ANNAPOLIS — The owner of a Frederick County farm joined activists and lawmakers from both sides of the aisle on Tuesday to call for the end of civil asset forfeiture in Maryland.
Under civil forfeiture, police can seize and then keep or sell property, including cash and real estate, that may be associated with a crime, even though the owner may not ever be arrested, convicted or directly involved.
Randy Sowers, owner of South Mountain Creamery, said he supported the end of the practice after his farm was unwittingly caught up in a federal civil forfeiture case in 2012.
“It takes a lot to scare me, but I was scared,” Sowers said. “They want you to think the worst, so you’ll just give them the money and move on.”
Since the forfeiture complaint was filed against his business in 2012, Sowers said he has felt a calling to stand up for others who were put in a similar position.
He agreed to forfeit $29,500 to the federal government through a settlement, which he accepted to avoid losing even more in a protracted legal fight, Sowers said.
A bill introduced last week by three state senators — Michael Hough, a Republican lawmaker from District 4 in Frederick; Jamie Raskin, D-Montgomery; and Robert Zirkin, D-Baltimore County — would end the practice of civil asset forfeiture in Maryland by requiring police to pursue criminal charges against a person before seizing their property.
“So many of us, myself included, didn’t really understand how this process worked, but the more I looked into it, the more I was deeply troubled,” Hough said at a news briefing Tuesday that was attended by more than a dozen advocates for reform.
Under current state law, police can seize property and initiate civil forfeiture proceedings in court, by alleging that property is associated with criminal activity. The cases, which are brought against property rather than a person, require the owner to come to court and prove the innocence of their belongings. In civil forfeiture, unlike in criminal asset forfeiture, people don’t have to be charged with or convicted of a crime before the government can take permanent ownership of their property.
“I believe that the state of the law today is blatantly unconstitutional,” said Raskin, a constitutional law professor at American University. “It says that the government — without arresting you, charging you or convicting you — can seize your private property and then require you to go out and hire a lawyer to go to court to sue and prove that your property is innocent.”
Others who advocated for the end of civil asset forfeiture on Tuesday included representatives from the American Civil Liberties Union, the NAACP, ALEC — a conservative group of lawmakers, a retired Maryland State Police major, and a Baltimore man who said his life is still in disarray after his income tax return and car were seized in a 2012 traffic stop.
A bill passed last year — which was vetoed by Gov. Larry Hogan and scheduled for an override vote on Thursday — would scale back the civil asset forfeiture program, and place the burden of proof back on the government.
Hogan vetoed the bill, following the recommendation of groups including the Maryland State’s Attorneys’ Association and the Maryland Sheriffs’ Association.
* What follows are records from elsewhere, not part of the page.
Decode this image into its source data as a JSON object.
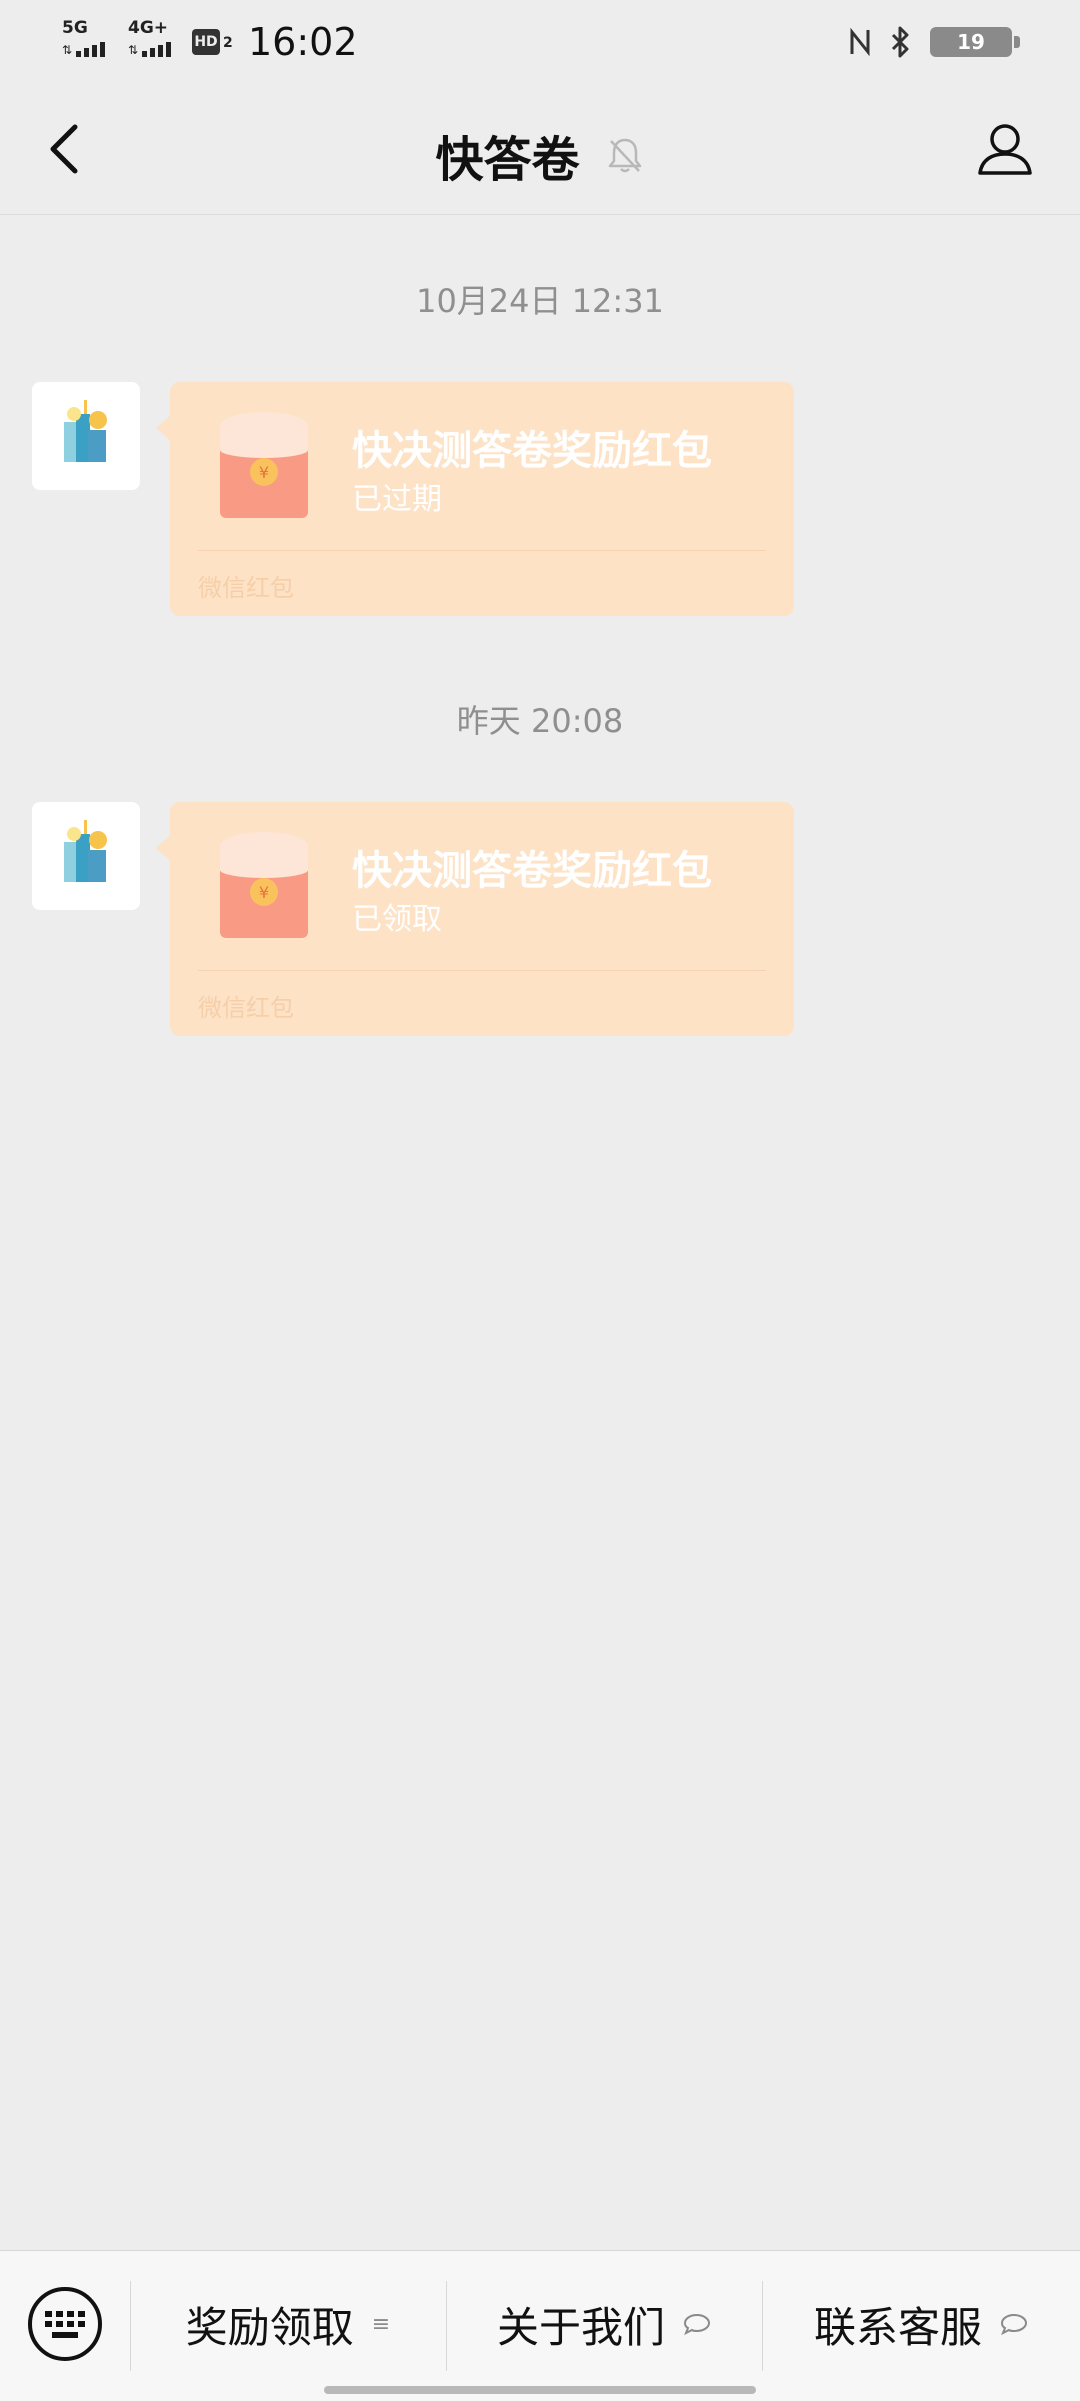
{
  "status_bar": {
    "network1": "5G",
    "network2": "4G+",
    "hd_label": "HD",
    "hd_num": "2",
    "time": "16:02",
    "battery": "19",
    "icons": [
      "nfc-icon",
      "bluetooth-icon",
      "battery-icon"
    ]
  },
  "header": {
    "title": "快答卷",
    "icons": [
      "back-arrow-icon",
      "mute-bell-icon",
      "profile-icon"
    ]
  },
  "messages": [
    {
      "timestamp": "10月24日 12:31",
      "title": "快决测答卷奖励红包",
      "status": "已过期",
      "footer": "微信红包"
    },
    {
      "timestamp": "昨天 20:08",
      "title": "快决测答卷奖励红包",
      "status": "已领取",
      "footer": "微信红包"
    }
  ],
  "menu": {
    "keyboard_icon": "keyboard-icon",
    "items": [
      {
        "label": "奖励领取",
        "indicator": "≡"
      },
      {
        "label": "关于我们",
        "indicator": "○"
      },
      {
        "label": "联系客服",
        "indicator": "○"
      }
    ]
  },
  "colors": {
    "background": "#ededed",
    "bubble": "#fde2c6",
    "packet_red": "#f89a84",
    "coin": "#f6c34b"
  }
}
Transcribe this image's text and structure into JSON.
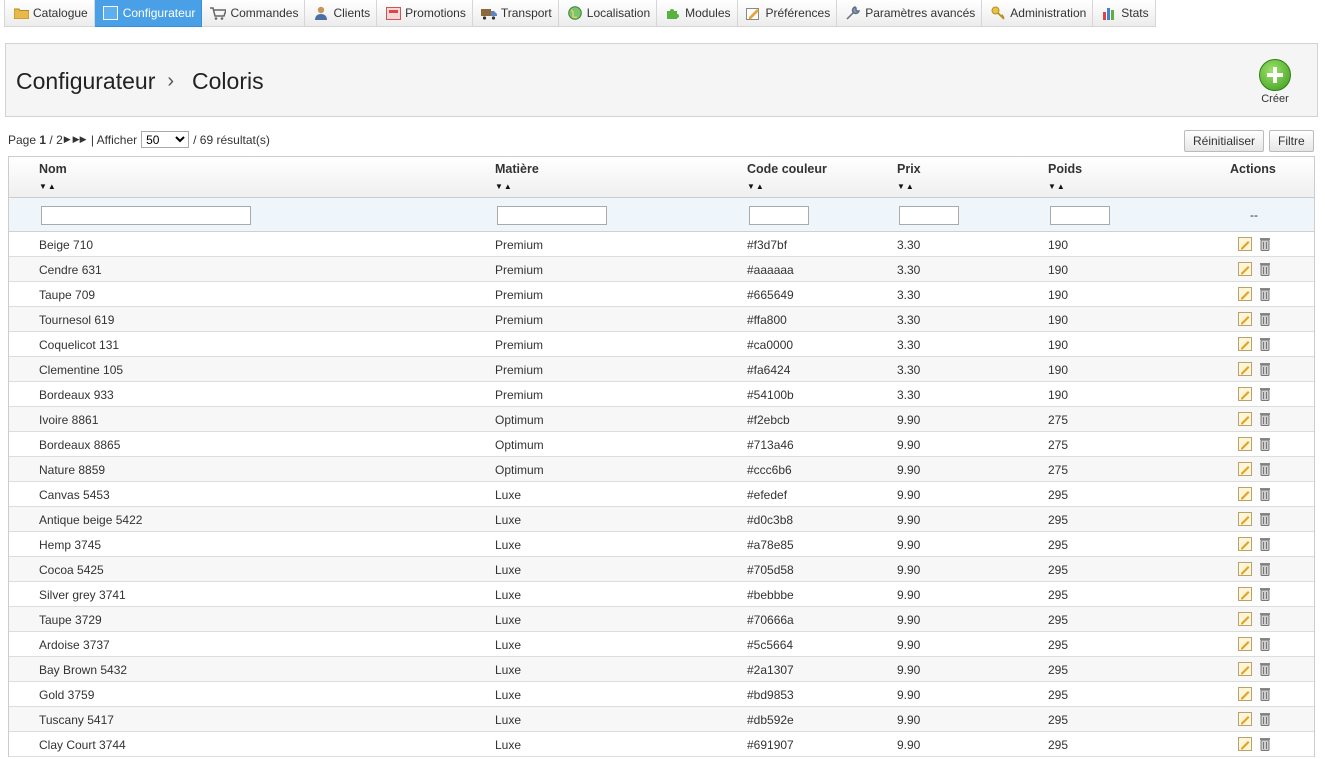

The new bill could also have an indirect effect on federal forfeiture cases in the state, by prohibiting local police and prosecutors from transferring forfeiture cases to the federal government unless a criminal case related to the seizure is prosecuted in the federal court system, or the person consents to the seizure. The same provision was included in the 2015 bill, which will be the subject of a veto override vote on Thursday.
State law enforcement agencies have received more than $85 million since 2007 through a now-suspended federal program to process civil forfeitures.
Walter Olson, a senior fellow at the Cato Institute’s Center for Constitutional Studies who lives in Frederick County, applauded provisions that would increase transparency and oversight of asset forfeiture cases.
The bill would require law enforcement agencies that seize property to submit annual reports to the Maryland Statistical Analysis Center.
During last year’s deliberations over the bill, the Department of Legislative Services could not estimate the fiscal impact of the bill. There were no reliable data on how often the types of property affected by the bill are seized by local law enforcement agencies.
Funds from forfeiture cases in state courts are generally transferred to the general funds of a police agency’s municipality.
Frederick County collected $213,966 in fiscal 2015, and $50,380 since July 1 of this fiscal year, according to Lori Depies, finance director.
The Frederick Police Department received $78,643 in revenue from forfeiture cases in the 2015 fiscal year and spent $68,186 from asset forfeiture funds, according to city budget documents.